Collection entries
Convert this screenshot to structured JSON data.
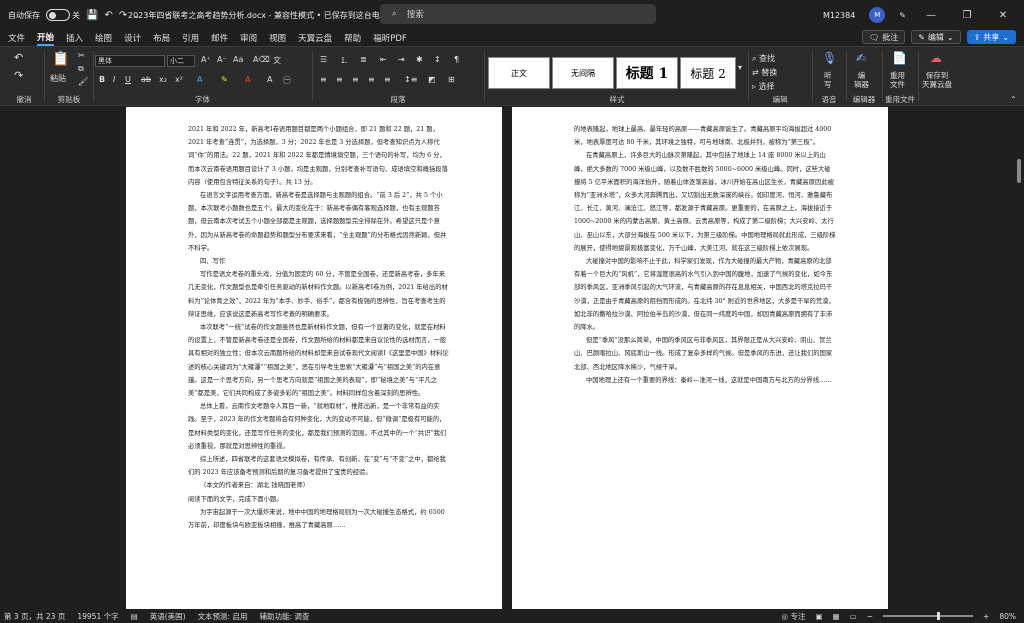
{
  "titlebar": {
    "autosave_label": "自动保存",
    "autosave_state": "关",
    "document_title": "2023年四省联考之高考趋势分析.docx  -  兼容性模式 • 已保存到这台电脑",
    "search_placeholder": "搜索",
    "user_name": "M12384",
    "avatar_initial": "M"
  },
  "tabs": [
    "文件",
    "开始",
    "插入",
    "绘图",
    "设计",
    "布局",
    "引用",
    "邮件",
    "审阅",
    "视图",
    "天翼云盘",
    "帮助",
    "福昕PDF"
  ],
  "tabs_right": {
    "comment": "批注",
    "edit": "编辑",
    "share": "共享"
  },
  "ribbon": {
    "groups": [
      "撤消",
      "剪贴板",
      "字体",
      "段落",
      "样式",
      "编辑",
      "语音",
      "编辑器",
      "重用文件"
    ],
    "paste_label": "粘贴",
    "font_name": "黑体",
    "font_size": "小二",
    "styles": [
      "正文",
      "无间隔",
      "标题 1",
      "标题 2"
    ],
    "find": "查找",
    "replace": "替换",
    "select": "选择",
    "dictate": "听\n写",
    "editor": "编\n辑器",
    "reuse": "重用\n文件",
    "save_cloud": "保存到\n天翼云盘"
  },
  "left_page": [
    {
      "t": "2021 年和 2022 年，新高考Ⅰ卷语用题目都是两个小题组合，即 21 题和 22 题，21 题，2021 年考查“连贯”，为选择题，3 分；2022 年也是 3 分选择题，但考查知识点为人称代词“你”的用法。22 题，2021 年和 2022 年都是情境填空题，三个语句的补写，均为 6 分，而本次云南卷语用题目设计了 3 小题，均是主观题，分别考查补写语句、成语填空和概括段落内容（使用包含特征关系的句子）。共 13 分。",
      "ind": false
    },
    {
      "t": "在语言文字运用考查方面，新高考卷是选择题与主观题的组合。“前 3 后 2”，共 5 个小题，本次联考小题数也是五个。最大的变化在于：新高考卷偶有客观选择题，也有主观题答题，但云南本次考试五个小题全部都是主观题，选择题题型完全排除在外。希望这只是个意外，因为从新高考卷的命题趋势和题型分布要求来看，“全主观题”的分布格式因然新颖，但并不科学。",
      "ind": true
    },
    {
      "t": "四、写作",
      "ind": true
    },
    {
      "t": "写作是语文考卷的重头戏，分值为固定的 60 分，不管是全国卷，还是新高考卷，多年来几无变化，作文题型也是牵引任务驱动的新材料作文题。以新高考Ⅰ卷为例，2021 年给出的材料为“论体育之效”，2022 年为“本手、妙手、俗手”，都含有极强的思辨性，旨在考查考生的辩证思维，应该说这是新高考写作考查的明确要求。",
      "ind": true
    },
    {
      "t": "本次联考“一统”试卷的作文题虽然也是新材料作文题，但有一个显著的变化，就是在材料的设置上，不管是新高考卷还是全国卷，作文题所给的材料都是来自议论性的选材而言，一般具有相对的独立性；但本次云南题所给的材料却是来自试卷现代文阅读Ⅰ《这里是中国》材料论述的核心关键词为“大雍瀑”“祖国之美”，恶在引导考生思索“大雍瀑”与“祖国之美”的内在意蕴。这是一个思考方向，另一个思考方向就是“祖国之美的表现”，即“秘境之美”与“平凡之美”都是美，它们共同构成了多姿多彩的“祖国之美”。材料同样包含着深刻的思辨性。",
      "ind": true
    },
    {
      "t": "总体上看，云南作文考题令人耳目一新，“就地取材”，推陈出新，是一个非常有益的实践。至于，2023 年的作文考题将会有何种变化，大的变动不可能，但“微调”是极有可能的，是材料类型的变化，还是写作任务的变化，都是我们预测的范围，不过其中的一个“共识”我们必须重视，那就是对思辨性的重视。",
      "ind": true
    },
    {
      "t": "综上所述，四省联考的这套语文模拟卷，有传承、有创新，在“变”与“不变”之中，都给我们的 2023 年应该备考预测和后期的复习备考提供了宝贵的经验。",
      "ind": true
    },
    {
      "t": "（本文的作者来自：湖北 钱晓国老师）",
      "ind": true
    },
    {
      "t": "阅读下面的文字，完成下面小题。",
      "ind": false
    },
    {
      "t": "为宇宙起源于一次大爆炸来说，地中中国的地理格局则为一次大碰撞生态格式，约 6500 万年前，印度板块与欧亚板块相撞，推高了青藏高原……",
      "ind": true
    }
  ],
  "right_page": [
    {
      "t": "的地表隆起，地球上最高、最年轻的高原——青藏高原诞生了。青藏高原平均海拔超过 4000 米，地表厚度可达 80 千米，其环境之独特，可与地球南、北极并列，被称为“第三极”。",
      "ind": false
    },
    {
      "t": "在青藏高原上，许多巨大的山脉次第隆起，其中包括了地球上 14 座 8000 米以上的山峰，绝大多数的 7000 米级山峰，以及数不胜数的 5000~6000 米级山峰。同时，这些大碰撞将 5 亿平米面积的海洋抬升，随着山体逐渐高耸，冰川开始在高山区生长，青藏高原因此被称为“亚洲水塔”，众多大河奔腾而出，又切割出无数深邃的峡谷。如印度河、恒河、雅鲁藏布江、长江、黄河、澜沧江、怒江等，都发源于青藏高原。更重要的，在高原之上，海拔接近于 1000~2000 米的内蒙古高原、黄土高原、云贵高原等，构成了第二级阶梯；大兴安岭、太行山、巫山以东，大部分海拔在 500 米以下，为第三级阶梯。中国地理格局就此形成，三级阶梯的展开，使得地貌景观极富变化，万千山峰，大美江河，就在这三级阶梯上依次展现。",
      "ind": true
    },
    {
      "t": "大碰撞对中国的影响不止于此，科学家们发现，作为大碰撞的最大产物，青藏高原的北部有着一个巨大的“风机”，它将湿度很高的水气引入到中国的腹地，加速了气候的变化，如今东部的季风区，亚洲季风引起的大气环流，与青藏高原的存在息息相关，中国西北的塔克拉玛干沙漠，正是由于青藏高原的阻挡而形成的。在北纬 30° 附近的世界地区，大多是干旱的荒漠，如北非的撒哈拉沙漠、阿拉伯半岛的沙漠，但在同一纬度的中国，却因青藏高原而拥有了丰沛的降水。",
      "ind": true
    },
    {
      "t": "但是“季风”没那么简单，中国的季风区与非季风区，其界限正是从大兴安岭、阴山、贺兰山、巴颜喀拉山、冈底斯山一线。形成了复杂多样的气候。但是季风的东进，还让我们的国家北部、西北地区降水稀少，气候干旱。",
      "ind": true
    },
    {
      "t": "中国地理上还有一个重要的界线：秦岭—淮河一线，这就是中国南方与北方的分界线……",
      "ind": true
    }
  ],
  "status": {
    "page": "第 3 页，共 23 页",
    "words": "19951 个字",
    "lang": "英语(美国)",
    "predict": "文本预测: 启用",
    "access": "辅助功能: 调查",
    "focus": "专注",
    "zoom": "80%"
  }
}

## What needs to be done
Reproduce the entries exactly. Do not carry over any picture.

## The completed task
Convert this screenshot to structured JSON data.
{
  "titlebar": {
    "autosave_label": "自动保存",
    "autosave_state": "关",
    "document_title": "2023年四省联考之高考趋势分析.docx  -  兼容性模式 • 已保存到这台电脑",
    "search_placeholder": "搜索",
    "user_name": "M12384",
    "avatar_initial": "M"
  },
  "tabs": [
    "文件",
    "开始",
    "插入",
    "绘图",
    "设计",
    "布局",
    "引用",
    "邮件",
    "审阅",
    "视图",
    "天翼云盘",
    "帮助",
    "福昕PDF"
  ],
  "tabs_right": {
    "comment": "批注",
    "edit": "编辑",
    "share": "共享"
  },
  "ribbon": {
    "groups": [
      "撤消",
      "剪贴板",
      "字体",
      "段落",
      "样式",
      "编辑",
      "语音",
      "编辑器",
      "重用文件"
    ],
    "paste_label": "粘贴",
    "font_name": "黑体",
    "font_size": "小二",
    "styles": [
      "正文",
      "无间隔",
      "标题 1",
      "标题 2"
    ],
    "find": "查找",
    "replace": "替换",
    "select": "选择",
    "dictate": "听\n写",
    "editor": "编\n辑器",
    "reuse": "重用\n文件",
    "save_cloud": "保存到\n天翼云盘"
  },
  "left_page": [
    {
      "t": "2021 年和 2022 年，新高考Ⅰ卷语用题目都是两个小题组合，即 21 题和 22 题，21 题，2021 年考查“连贯”，为选择题，3 分；2022 年也是 3 分选择题，但考查知识点为人称代词“你”的用法。22 题，2021 年和 2022 年都是情境填空题，三个语句的补写，均为 6 分，而本次云南卷语用题目设计了 3 小题，均是主观题，分别考查补写语句、成语填空和概括段落内容（使用包含特征关系的句子）。共 13 分。",
      "ind": false
    },
    {
      "t": "在语言文字运用考查方面，新高考卷是选择题与主观题的组合。“前 3 后 2”，共 5 个小题，本次联考小题数也是五个。最大的变化在于：新高考卷偶有客观选择题，也有主观题答题，但云南本次考试五个小题全部都是主观题，选择题题型完全排除在外。希望这只是个意外，因为从新高考卷的命题趋势和题型分布要求来看，“全主观题”的分布格式因然新颖，但并不科学。",
      "ind": true
    },
    {
      "t": "四、写作",
      "ind": true
    },
    {
      "t": "写作是语文考卷的重头戏，分值为固定的 60 分，不管是全国卷，还是新高考卷，多年来几无变化，作文题型也是牵引任务驱动的新材料作文题。以新高考Ⅰ卷为例，2021 年给出的材料为“论体育之效”，2022 年为“本手、妙手、俗手”，都含有极强的思辨性，旨在考查考生的辩证思维，应该说这是新高考写作考查的明确要求。",
      "ind": true
    },
    {
      "t": "本次联考“一统”试卷的作文题虽然也是新材料作文题，但有一个显著的变化，就是在材料的设置上，不管是新高考卷还是全国卷，作文题所给的材料都是来自议论性的选材而言，一般具有相对的独立性；但本次云南题所给的材料却是来自试卷现代文阅读Ⅰ《这里是中国》材料论述的核心关键词为“大雍瀑”“祖国之美”，恶在引导考生思索“大雍瀑”与“祖国之美”的内在意蕴。这是一个思考方向，另一个思考方向就是“祖国之美的表现”，即“秘境之美”与“平凡之美”都是美，它们共同构成了多姿多彩的“祖国之美”。材料同样包含着深刻的思辨性。",
      "ind": true
    },
    {
      "t": "总体上看，云南作文考题令人耳目一新，“就地取材”，推陈出新，是一个非常有益的实践。至于，2023 年的作文考题将会有何种变化，大的变动不可能，但“微调”是极有可能的，是材料类型的变化，还是写作任务的变化，都是我们预测的范围，不过其中的一个“共识”我们必须重视，那就是对思辨性的重视。",
      "ind": true
    },
    {
      "t": "综上所述，四省联考的这套语文模拟卷，有传承、有创新，在“变”与“不变”之中，都给我们的 2023 年应该备考预测和后期的复习备考提供了宝贵的经验。",
      "ind": true
    },
    {
      "t": "（本文的作者来自：湖北 钱晓国老师）",
      "ind": true
    },
    {
      "t": "阅读下面的文字，完成下面小题。",
      "ind": false
    },
    {
      "t": "为宇宙起源于一次大爆炸来说，地中中国的地理格局则为一次大碰撞生态格式，约 6500 万年前，印度板块与欧亚板块相撞，推高了青藏高原……",
      "ind": true
    }
  ],
  "right_page": [
    {
      "t": "的地表隆起，地球上最高、最年轻的高原——青藏高原诞生了。青藏高原平均海拔超过 4000 米，地表厚度可达 80 千米，其环境之独特，可与地球南、北极并列，被称为“第三极”。",
      "ind": false
    },
    {
      "t": "在青藏高原上，许多巨大的山脉次第隆起，其中包括了地球上 14 座 8000 米以上的山峰，绝大多数的 7000 米级山峰，以及数不胜数的 5000~6000 米级山峰。同时，这些大碰撞将 5 亿平米面积的海洋抬升，随着山体逐渐高耸，冰川开始在高山区生长，青藏高原因此被称为“亚洲水塔”，众多大河奔腾而出，又切割出无数深邃的峡谷。如印度河、恒河、雅鲁藏布江、长江、黄河、澜沧江、怒江等，都发源于青藏高原。更重要的，在高原之上，海拔接近于 1000~2000 米的内蒙古高原、黄土高原、云贵高原等，构成了第二级阶梯；大兴安岭、太行山、巫山以东，大部分海拔在 500 米以下，为第三级阶梯。中国地理格局就此形成，三级阶梯的展开，使得地貌景观极富变化，万千山峰，大美江河，就在这三级阶梯上依次展现。",
      "ind": true
    },
    {
      "t": "大碰撞对中国的影响不止于此，科学家们发现，作为大碰撞的最大产物，青藏高原的北部有着一个巨大的“风机”，它将湿度很高的水气引入到中国的腹地，加速了气候的变化，如今东部的季风区，亚洲季风引起的大气环流，与青藏高原的存在息息相关，中国西北的塔克拉玛干沙漠，正是由于青藏高原的阻挡而形成的。在北纬 30° 附近的世界地区，大多是干旱的荒漠，如北非的撒哈拉沙漠、阿拉伯半岛的沙漠，但在同一纬度的中国，却因青藏高原而拥有了丰沛的降水。",
      "ind": true
    },
    {
      "t": "但是“季风”没那么简单，中国的季风区与非季风区，其界限正是从大兴安岭、阴山、贺兰山、巴颜喀拉山、冈底斯山一线。形成了复杂多样的气候。但是季风的东进，还让我们的国家北部、西北地区降水稀少，气候干旱。",
      "ind": true
    },
    {
      "t": "中国地理上还有一个重要的界线：秦岭—淮河一线，这就是中国南方与北方的分界线……",
      "ind": true
    }
  ],
  "status": {
    "page": "第 3 页，共 23 页",
    "words": "19951 个字",
    "lang": "英语(美国)",
    "predict": "文本预测: 启用",
    "access": "辅助功能: 调查",
    "focus": "专注",
    "zoom": "80%"
  }
}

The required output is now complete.